Studi matches Dickey’s unassuming sincerity, not only in that heartening musical duet but also in the comforting quietness of their confessions about what they’ve lost and what remains. Familiar as their presence in film and TV might be, to see these seasoned thespians do such resplendently subdued work is to rediscover them.
In each other’s company, the decades that distanced the characters, and the countless experiences they lived through separately, vanish momentarily in the childish delight of an ice-cream cone or in the way a candid photograph can reveal the essence of a person. What makes their outdoors rendezvous so endearing is the lack of judgment or any firm expectations of a forever after. What they see is what they get, however long it lasts.
Walker-Silverman repeatedly associates the landscape with Faye’s human preoccupations. While she laments how the water level of the lake has decreased from what she remembers, or how perhaps sheep are no longer pastured in the nearby peaks like they were in her father’s day, she also seems to be longing for the simpler days of youth. Yet the narrative demonstrates that not all is lost: Faye’s inner glow, embodied in Dickey’s demure expressions, hasn’t eroded. She deserves to experience the ebullience of being alive again.
Thanks to the exuberant eye of cinematographer Alfonso Herrera Salcedo, who plays with natural light as it grazes Dickey’s skin and makes the water glisten, the picture brims with mutedly arresting imagery. A shot of Faye’s silhouette becoming one with the mountains under a star-spangled sky makes for one of the film’s most imposingly spiritual passages.
Comparisons to recent Oscar best picture winner “Nomadland” (both movies share producer Dan Janvey) will abound, but if “A Love Song” is similar to Chloé Zhao’s reimagining of the American west, it is in both films’ delicate touch in blending the grandeur of nature with the fragility of the unvarnished human condition.
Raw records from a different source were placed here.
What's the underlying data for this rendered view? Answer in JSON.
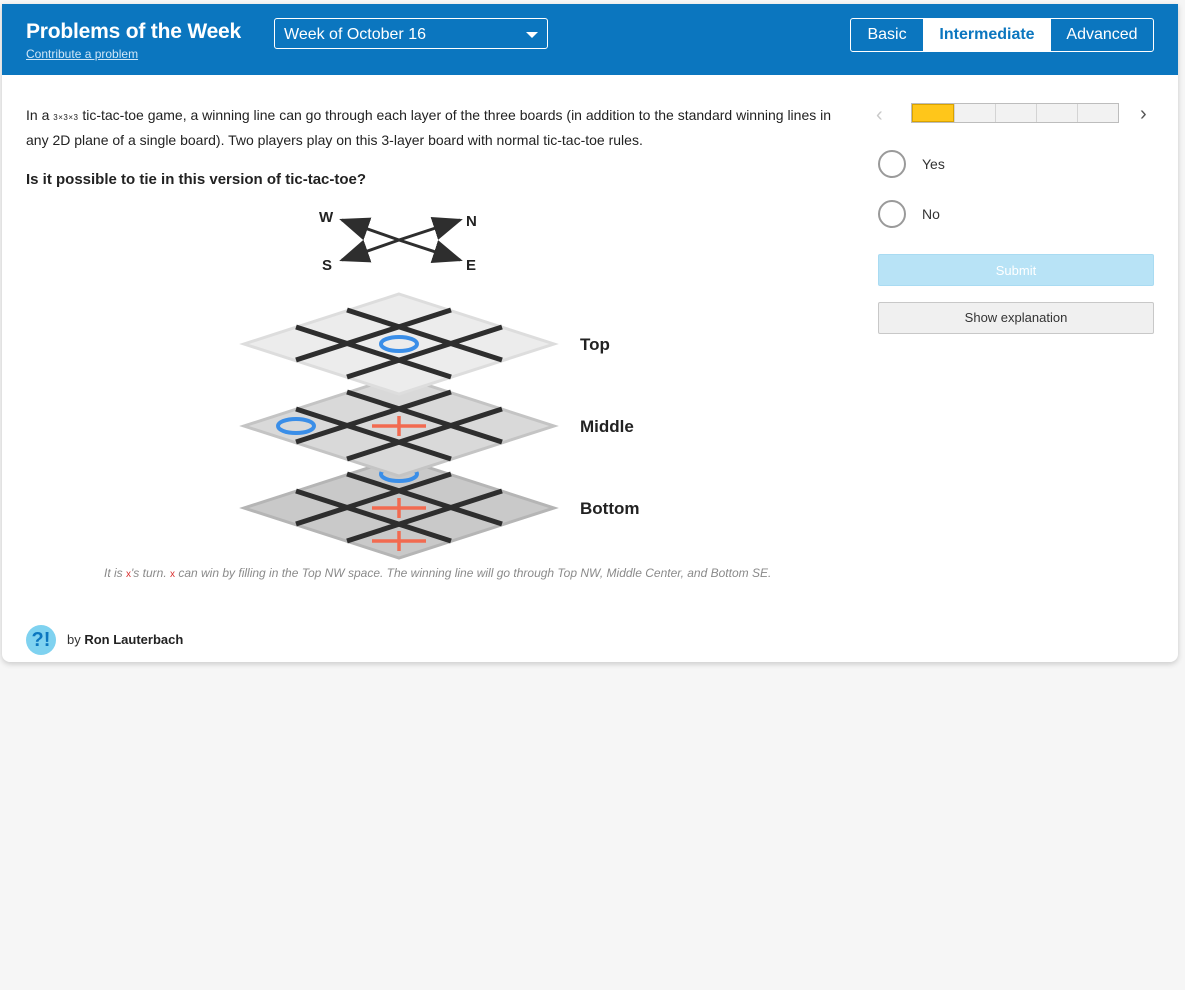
{
  "header": {
    "title": "Problems of the Week",
    "contribute_link": "Contribute a problem",
    "week_select": "Week of October 16",
    "levels": [
      {
        "label": "Basic",
        "active": false
      },
      {
        "label": "Intermediate",
        "active": true
      },
      {
        "label": "Advanced",
        "active": false
      }
    ]
  },
  "problem": {
    "text_a": "In a ",
    "dims": "3×3×3",
    "text_b": " tic-tac-toe game, a winning line can go through each layer of the three boards (in addition to the standard winning lines in any 2D plane of a single board). Two players play on this 3-layer board with normal tic-tac-toe rules.",
    "question": "Is it possible to tie in this version of tic-tac-toe?"
  },
  "figure": {
    "compass": {
      "w": "W",
      "n": "N",
      "s": "S",
      "e": "E"
    },
    "layers": [
      {
        "label": "Top",
        "fill": "#ececec"
      },
      {
        "label": "Middle",
        "fill": "#d9d9d9"
      },
      {
        "label": "Bottom",
        "fill": "#c9c9c9"
      }
    ],
    "colors": {
      "o": "#3a8ee8",
      "x": "#f26a50",
      "lines": "#2e2e2e"
    },
    "caption_a": "It is ",
    "caption_x1": "x",
    "caption_b": "'s turn. ",
    "caption_x2": "x",
    "caption_c": " can win by filling in the Top NW space. The winning line will go through Top NW, Middle Center, and Bottom SE."
  },
  "author": {
    "logo": "?!",
    "by": "by ",
    "name": "Ron Lauterbach"
  },
  "panel": {
    "prev_icon": "‹",
    "next_icon": "›",
    "progress_current": 1,
    "progress_total": 5,
    "choices": [
      "Yes",
      "No"
    ],
    "submit": "Submit",
    "explain": "Show explanation"
  }
}
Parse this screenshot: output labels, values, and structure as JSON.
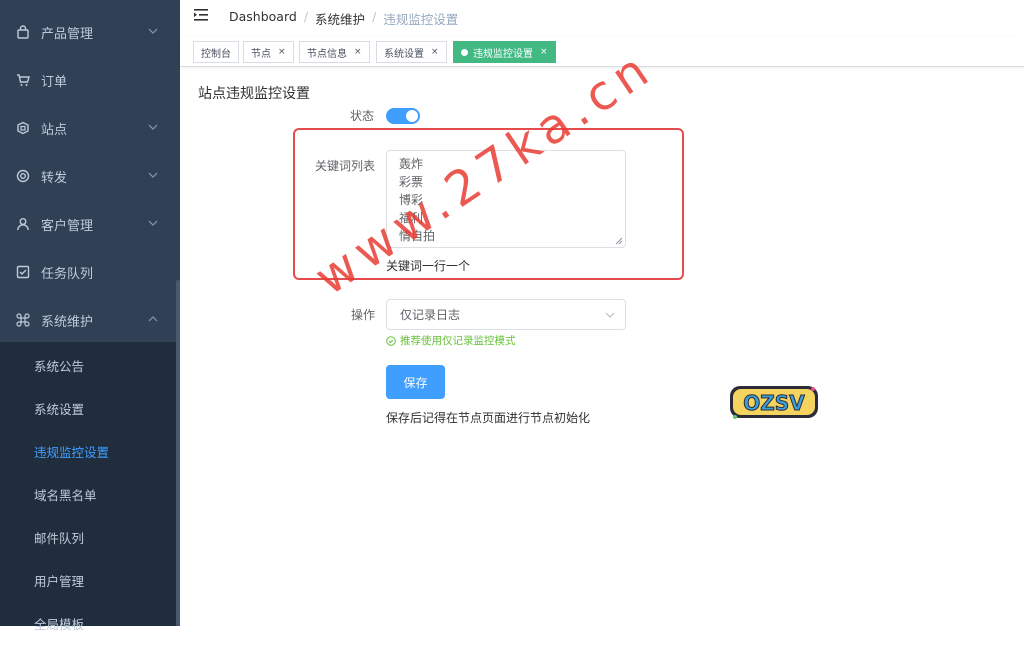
{
  "sidebar": {
    "items": [
      {
        "label": "产品管理",
        "icon": "bag-icon",
        "has_arrow": true
      },
      {
        "label": "订单",
        "icon": "cart-icon",
        "has_arrow": false
      },
      {
        "label": "站点",
        "icon": "site-icon",
        "has_arrow": true
      },
      {
        "label": "转发",
        "icon": "target-icon",
        "has_arrow": true
      },
      {
        "label": "客户管理",
        "icon": "user-icon",
        "has_arrow": true
      },
      {
        "label": "任务队列",
        "icon": "checkbox-icon",
        "has_arrow": false
      },
      {
        "label": "系统维护",
        "icon": "command-icon",
        "has_arrow": true,
        "expanded": true
      }
    ],
    "subitems": [
      {
        "label": "系统公告"
      },
      {
        "label": "系统设置"
      },
      {
        "label": "违规监控设置",
        "active": true
      },
      {
        "label": "域名黑名单"
      },
      {
        "label": "邮件队列"
      },
      {
        "label": "用户管理"
      },
      {
        "label": "全局模板"
      }
    ]
  },
  "breadcrumb": [
    "Dashboard",
    "系统维护",
    "违规监控设置"
  ],
  "tags": [
    {
      "label": "控制台",
      "closable": false
    },
    {
      "label": "节点",
      "closable": true
    },
    {
      "label": "节点信息",
      "closable": true
    },
    {
      "label": "系统设置",
      "closable": true
    },
    {
      "label": "违规监控设置",
      "closable": true,
      "active": true
    }
  ],
  "form": {
    "title": "站点违规监控设置",
    "status_label": "状态",
    "status_on": true,
    "keywords_label": "关键词列表",
    "keywords": [
      "轰炸",
      "彩票",
      "博彩",
      "福利",
      "情自拍"
    ],
    "keywords_hint": "关键词一行一个",
    "action_label": "操作",
    "action_value": "仅记录日志",
    "action_tip": "推荐使用仅记录监控模式",
    "save_label": "保存",
    "save_note": "保存后记得在节点页面进行节点初始化"
  },
  "watermark": "www.27ka.cn",
  "logo_text": "OZSV",
  "colors": {
    "sidebar_bg": "#304156",
    "submenu_bg": "#1f2d3d",
    "primary": "#409eff",
    "tag_active": "#42b983",
    "success": "#67c23a",
    "highlight_box": "#e74c4c"
  }
}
More than just an auspicious debut, this is a young director’s succinct statement on the possibility of being enamored with the wonderment in the mundane. Walker-Silverman exhibits the sensibilities of a master storyteller, capable of making his splendid writing seem effortless in its construction and then molding it into warm magic via the cast’s remarkable talent. He’s an absolute revelation among emerging voices.
As exquisitely transcendent a film as 2022 will likely see, “A Love Song” is a cinematic rhapsody told in whispers of truth that confirms that love, for a lifetime or for a moment, merits the effort to be pursued in other people and in the overlooked wonders of existence.
“A Love Song” opens Friday in U.S. theaters.